_Exercise brief_
Filter the entries below, keeping every line that has the word "JSON".

_Web page and app entries_
=====

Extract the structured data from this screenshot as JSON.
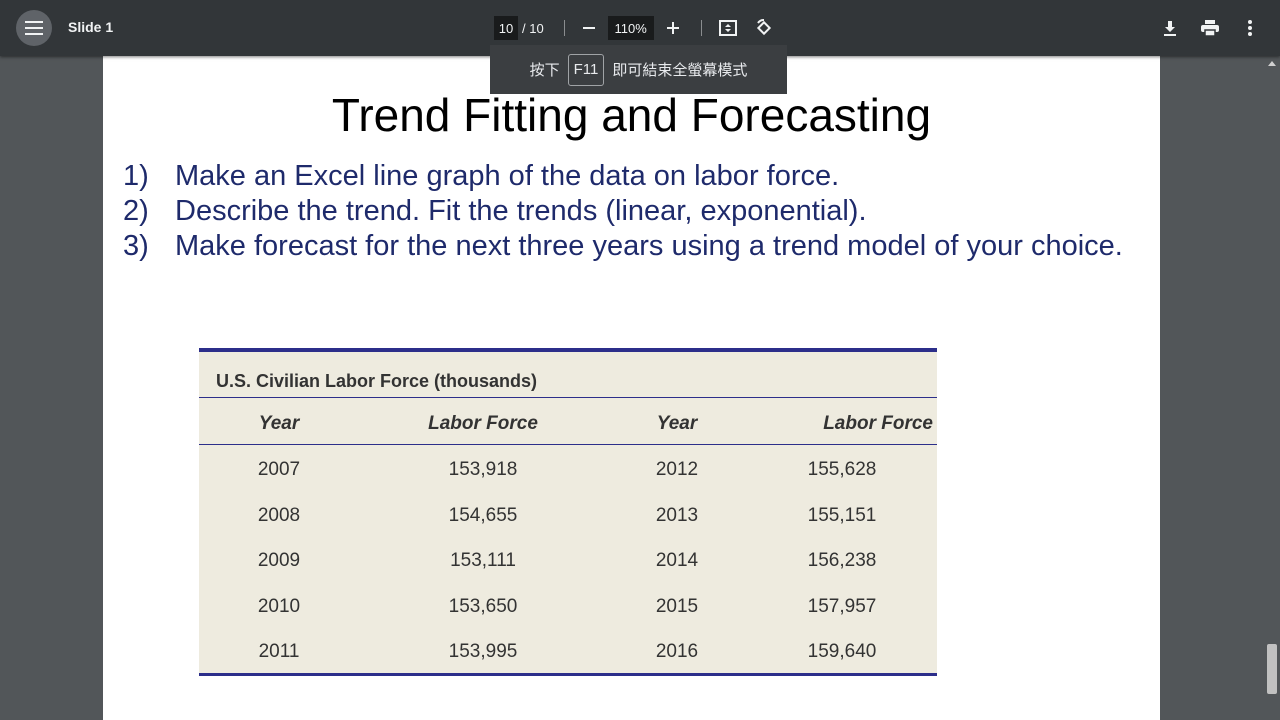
{
  "toolbar": {
    "title": "Slide 1",
    "page_current": "10",
    "page_total": "/ 10",
    "zoom": "110%"
  },
  "fullscreen_hint": {
    "before": "按下",
    "key": "F11",
    "after": "即可結束全螢幕模式"
  },
  "slide": {
    "title": "Trend Fitting and Forecasting",
    "items": [
      {
        "num": "1)",
        "text": "Make an Excel line graph of the data on labor force."
      },
      {
        "num": "2)",
        "text": "Describe the trend. Fit the trends (linear, exponential)."
      },
      {
        "num": "3)",
        "text": "Make forecast for the next three years using a trend model of your choice."
      }
    ]
  },
  "table": {
    "caption": "U.S. Civilian Labor Force (thousands)",
    "headers": [
      "Year",
      "Labor Force",
      "Year",
      "Labor Force"
    ],
    "rows": [
      [
        "2007",
        "153,918",
        "2012",
        "155,628"
      ],
      [
        "2008",
        "154,655",
        "2013",
        "155,151"
      ],
      [
        "2009",
        "153,111",
        "2014",
        "156,238"
      ],
      [
        "2010",
        "153,650",
        "2015",
        "157,957"
      ],
      [
        "2011",
        "153,995",
        "2016",
        "159,640"
      ]
    ]
  },
  "icons": {
    "menu": "menu-icon",
    "zoom_out": "minus-icon",
    "zoom_in": "plus-icon",
    "fit": "fit-page-icon",
    "rotate": "rotate-icon",
    "download": "download-icon",
    "print": "print-icon",
    "more": "more-vert-icon"
  },
  "colors": {
    "toolbar": "#323639",
    "background": "#525659",
    "list_text": "#1e2a6b",
    "table_border": "#2c2e8a",
    "table_bg": "#eeebdf"
  }
}
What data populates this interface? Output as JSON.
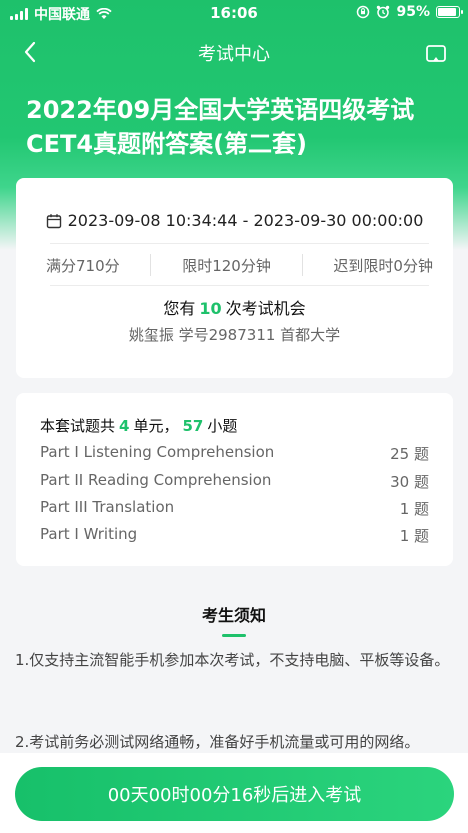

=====

_Task answer_
Extract the structured data from this screenshot as JSON.
What data populates this interface? Output as JSON.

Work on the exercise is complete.